▼

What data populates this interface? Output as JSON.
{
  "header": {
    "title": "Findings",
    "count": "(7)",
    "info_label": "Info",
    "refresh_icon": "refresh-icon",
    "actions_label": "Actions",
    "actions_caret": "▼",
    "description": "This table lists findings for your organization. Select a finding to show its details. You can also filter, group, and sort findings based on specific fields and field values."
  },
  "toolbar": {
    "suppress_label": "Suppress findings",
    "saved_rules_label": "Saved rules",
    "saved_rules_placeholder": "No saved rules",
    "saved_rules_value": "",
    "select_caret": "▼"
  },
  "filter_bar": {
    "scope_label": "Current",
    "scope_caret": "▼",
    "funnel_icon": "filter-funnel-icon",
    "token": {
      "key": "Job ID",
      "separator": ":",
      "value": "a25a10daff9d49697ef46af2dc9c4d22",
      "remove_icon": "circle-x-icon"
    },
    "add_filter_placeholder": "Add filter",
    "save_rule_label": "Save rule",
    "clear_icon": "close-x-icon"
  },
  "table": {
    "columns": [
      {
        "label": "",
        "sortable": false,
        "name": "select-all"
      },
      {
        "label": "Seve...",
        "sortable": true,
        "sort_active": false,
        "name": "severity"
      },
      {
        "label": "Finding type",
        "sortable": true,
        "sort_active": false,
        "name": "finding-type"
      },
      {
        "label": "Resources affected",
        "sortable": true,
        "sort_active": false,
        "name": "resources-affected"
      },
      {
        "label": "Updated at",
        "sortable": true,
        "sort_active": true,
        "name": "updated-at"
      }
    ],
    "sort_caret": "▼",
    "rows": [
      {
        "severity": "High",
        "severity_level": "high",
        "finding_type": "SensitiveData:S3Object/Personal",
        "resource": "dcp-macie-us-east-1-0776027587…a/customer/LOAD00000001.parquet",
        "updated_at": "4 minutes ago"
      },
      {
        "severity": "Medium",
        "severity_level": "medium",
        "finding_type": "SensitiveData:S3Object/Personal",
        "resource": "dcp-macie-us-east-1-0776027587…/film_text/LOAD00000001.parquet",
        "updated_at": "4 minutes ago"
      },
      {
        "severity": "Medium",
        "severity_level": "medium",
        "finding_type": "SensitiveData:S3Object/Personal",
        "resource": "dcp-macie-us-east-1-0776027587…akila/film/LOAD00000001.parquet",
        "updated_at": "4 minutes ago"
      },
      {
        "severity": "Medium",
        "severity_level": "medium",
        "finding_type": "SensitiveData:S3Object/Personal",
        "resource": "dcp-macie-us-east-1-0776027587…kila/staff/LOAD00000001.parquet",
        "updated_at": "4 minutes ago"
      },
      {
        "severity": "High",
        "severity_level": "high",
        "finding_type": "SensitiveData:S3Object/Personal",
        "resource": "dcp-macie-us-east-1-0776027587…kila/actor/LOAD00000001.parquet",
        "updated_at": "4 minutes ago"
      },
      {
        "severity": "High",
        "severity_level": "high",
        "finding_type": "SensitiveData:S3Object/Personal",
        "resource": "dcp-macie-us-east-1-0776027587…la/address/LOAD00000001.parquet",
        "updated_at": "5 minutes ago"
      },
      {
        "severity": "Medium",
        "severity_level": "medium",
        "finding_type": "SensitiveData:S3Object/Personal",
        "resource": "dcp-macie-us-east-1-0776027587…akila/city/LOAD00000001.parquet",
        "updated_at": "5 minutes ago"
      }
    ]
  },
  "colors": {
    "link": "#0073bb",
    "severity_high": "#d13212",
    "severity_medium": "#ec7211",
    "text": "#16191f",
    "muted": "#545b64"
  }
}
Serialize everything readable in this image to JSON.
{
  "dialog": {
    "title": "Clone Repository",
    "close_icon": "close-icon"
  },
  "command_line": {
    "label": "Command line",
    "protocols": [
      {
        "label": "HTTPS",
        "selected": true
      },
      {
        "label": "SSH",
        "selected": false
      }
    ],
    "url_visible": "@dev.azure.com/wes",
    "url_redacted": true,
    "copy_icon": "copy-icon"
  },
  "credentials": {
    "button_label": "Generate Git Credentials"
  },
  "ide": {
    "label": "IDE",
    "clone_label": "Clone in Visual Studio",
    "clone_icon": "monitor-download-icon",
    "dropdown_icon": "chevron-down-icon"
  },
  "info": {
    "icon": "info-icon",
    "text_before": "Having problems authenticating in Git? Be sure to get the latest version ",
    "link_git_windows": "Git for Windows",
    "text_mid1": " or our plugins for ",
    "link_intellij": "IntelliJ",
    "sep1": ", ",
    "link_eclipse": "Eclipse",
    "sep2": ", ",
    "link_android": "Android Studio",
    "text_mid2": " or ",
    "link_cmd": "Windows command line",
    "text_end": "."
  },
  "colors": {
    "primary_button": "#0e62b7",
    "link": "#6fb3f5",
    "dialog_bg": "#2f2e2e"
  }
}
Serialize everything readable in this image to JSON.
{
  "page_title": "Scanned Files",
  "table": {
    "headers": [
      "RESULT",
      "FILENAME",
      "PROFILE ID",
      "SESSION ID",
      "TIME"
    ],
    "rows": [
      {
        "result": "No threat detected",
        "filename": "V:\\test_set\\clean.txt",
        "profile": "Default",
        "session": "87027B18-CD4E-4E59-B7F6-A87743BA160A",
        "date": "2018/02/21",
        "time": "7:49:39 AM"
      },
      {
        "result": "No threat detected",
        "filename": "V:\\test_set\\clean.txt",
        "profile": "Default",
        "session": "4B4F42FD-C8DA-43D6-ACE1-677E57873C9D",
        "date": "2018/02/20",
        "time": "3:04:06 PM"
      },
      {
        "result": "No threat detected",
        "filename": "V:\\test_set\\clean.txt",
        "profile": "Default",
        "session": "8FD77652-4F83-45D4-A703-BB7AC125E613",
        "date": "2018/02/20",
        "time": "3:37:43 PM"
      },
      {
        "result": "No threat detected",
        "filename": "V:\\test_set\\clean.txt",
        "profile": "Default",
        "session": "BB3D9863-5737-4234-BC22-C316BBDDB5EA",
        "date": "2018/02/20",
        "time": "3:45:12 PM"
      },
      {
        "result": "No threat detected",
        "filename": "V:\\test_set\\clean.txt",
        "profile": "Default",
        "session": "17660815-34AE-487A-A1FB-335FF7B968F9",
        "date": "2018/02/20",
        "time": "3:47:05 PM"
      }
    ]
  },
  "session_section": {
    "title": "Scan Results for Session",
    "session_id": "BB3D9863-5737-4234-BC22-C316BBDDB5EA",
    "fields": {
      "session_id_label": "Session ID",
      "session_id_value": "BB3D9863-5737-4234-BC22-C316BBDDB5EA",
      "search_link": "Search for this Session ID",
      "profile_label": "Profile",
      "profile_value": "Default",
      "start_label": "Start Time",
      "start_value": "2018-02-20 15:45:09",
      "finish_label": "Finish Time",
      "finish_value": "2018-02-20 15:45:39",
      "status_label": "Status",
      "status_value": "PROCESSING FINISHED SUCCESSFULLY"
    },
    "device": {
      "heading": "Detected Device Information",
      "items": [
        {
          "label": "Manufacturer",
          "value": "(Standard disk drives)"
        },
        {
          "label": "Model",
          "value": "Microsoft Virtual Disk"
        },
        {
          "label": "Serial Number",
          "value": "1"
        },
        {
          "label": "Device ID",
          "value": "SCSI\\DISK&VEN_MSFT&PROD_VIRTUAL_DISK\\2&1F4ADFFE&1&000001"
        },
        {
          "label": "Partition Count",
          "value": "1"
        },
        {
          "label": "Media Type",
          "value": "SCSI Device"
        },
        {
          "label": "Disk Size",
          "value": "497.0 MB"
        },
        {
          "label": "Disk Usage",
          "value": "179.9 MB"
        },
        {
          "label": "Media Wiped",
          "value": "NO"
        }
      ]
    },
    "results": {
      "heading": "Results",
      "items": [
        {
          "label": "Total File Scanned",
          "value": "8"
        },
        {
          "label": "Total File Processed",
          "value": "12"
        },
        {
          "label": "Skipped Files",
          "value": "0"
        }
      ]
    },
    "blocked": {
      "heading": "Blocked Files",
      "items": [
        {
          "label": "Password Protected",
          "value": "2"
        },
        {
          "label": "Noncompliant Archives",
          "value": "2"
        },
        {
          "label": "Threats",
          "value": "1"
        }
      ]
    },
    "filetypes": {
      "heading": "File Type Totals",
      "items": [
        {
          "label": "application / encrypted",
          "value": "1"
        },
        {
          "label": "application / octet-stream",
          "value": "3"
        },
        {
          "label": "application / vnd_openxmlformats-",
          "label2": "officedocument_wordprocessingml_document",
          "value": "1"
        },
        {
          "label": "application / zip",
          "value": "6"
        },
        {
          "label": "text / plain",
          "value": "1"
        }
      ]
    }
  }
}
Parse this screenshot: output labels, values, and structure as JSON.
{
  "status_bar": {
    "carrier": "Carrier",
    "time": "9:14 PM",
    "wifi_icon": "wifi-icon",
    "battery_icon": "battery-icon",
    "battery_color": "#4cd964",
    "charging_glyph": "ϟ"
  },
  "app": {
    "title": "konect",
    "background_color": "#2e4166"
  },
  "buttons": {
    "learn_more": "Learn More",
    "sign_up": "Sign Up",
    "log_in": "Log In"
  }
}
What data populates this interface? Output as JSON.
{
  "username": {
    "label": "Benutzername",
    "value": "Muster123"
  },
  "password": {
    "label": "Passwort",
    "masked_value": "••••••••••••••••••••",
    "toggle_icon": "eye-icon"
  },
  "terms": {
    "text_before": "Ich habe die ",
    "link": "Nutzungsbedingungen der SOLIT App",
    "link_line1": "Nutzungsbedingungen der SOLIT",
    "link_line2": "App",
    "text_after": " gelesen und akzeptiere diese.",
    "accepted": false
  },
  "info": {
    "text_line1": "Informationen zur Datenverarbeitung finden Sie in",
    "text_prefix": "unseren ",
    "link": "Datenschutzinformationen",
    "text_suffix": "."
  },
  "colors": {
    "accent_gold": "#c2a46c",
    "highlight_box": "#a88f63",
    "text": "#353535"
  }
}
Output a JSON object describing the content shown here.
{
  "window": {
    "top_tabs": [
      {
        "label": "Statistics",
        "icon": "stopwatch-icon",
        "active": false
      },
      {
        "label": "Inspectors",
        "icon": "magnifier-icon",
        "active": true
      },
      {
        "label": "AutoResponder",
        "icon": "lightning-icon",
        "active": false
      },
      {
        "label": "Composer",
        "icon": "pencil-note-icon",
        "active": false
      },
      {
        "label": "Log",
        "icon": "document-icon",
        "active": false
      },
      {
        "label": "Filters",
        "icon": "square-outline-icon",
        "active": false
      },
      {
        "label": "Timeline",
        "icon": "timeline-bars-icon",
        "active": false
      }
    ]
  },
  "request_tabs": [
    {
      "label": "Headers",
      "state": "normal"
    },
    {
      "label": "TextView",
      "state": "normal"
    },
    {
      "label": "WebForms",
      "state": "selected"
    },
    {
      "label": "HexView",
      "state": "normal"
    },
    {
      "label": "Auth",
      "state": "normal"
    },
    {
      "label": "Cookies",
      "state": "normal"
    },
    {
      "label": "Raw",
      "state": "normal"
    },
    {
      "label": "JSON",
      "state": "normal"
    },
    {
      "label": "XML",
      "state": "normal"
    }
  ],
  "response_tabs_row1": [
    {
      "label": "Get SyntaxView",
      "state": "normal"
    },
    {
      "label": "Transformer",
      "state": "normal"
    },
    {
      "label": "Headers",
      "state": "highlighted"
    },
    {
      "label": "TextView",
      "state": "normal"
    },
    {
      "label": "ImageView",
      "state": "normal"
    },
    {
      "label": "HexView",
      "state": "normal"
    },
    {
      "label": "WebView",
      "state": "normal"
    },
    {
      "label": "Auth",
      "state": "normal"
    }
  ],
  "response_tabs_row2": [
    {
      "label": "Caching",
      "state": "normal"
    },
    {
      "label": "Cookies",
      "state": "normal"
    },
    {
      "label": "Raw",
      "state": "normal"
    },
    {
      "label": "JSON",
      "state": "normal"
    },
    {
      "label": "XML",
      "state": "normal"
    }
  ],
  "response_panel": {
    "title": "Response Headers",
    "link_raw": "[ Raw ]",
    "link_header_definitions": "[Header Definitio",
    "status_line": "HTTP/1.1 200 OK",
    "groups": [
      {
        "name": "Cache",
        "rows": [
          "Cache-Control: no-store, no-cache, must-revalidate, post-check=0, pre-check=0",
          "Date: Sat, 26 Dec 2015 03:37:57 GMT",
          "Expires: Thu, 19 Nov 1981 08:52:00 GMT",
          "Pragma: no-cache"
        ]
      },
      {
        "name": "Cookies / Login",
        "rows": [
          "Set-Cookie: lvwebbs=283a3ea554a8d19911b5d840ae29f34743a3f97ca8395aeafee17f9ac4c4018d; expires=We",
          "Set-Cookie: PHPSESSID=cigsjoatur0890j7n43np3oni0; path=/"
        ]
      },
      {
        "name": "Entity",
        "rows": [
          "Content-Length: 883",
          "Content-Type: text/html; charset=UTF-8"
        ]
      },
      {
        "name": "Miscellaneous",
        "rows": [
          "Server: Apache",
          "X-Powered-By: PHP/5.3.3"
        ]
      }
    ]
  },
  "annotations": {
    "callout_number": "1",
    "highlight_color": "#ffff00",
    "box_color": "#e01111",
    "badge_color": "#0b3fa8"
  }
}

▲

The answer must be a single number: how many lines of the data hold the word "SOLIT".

**TASK OUTPUT**:
2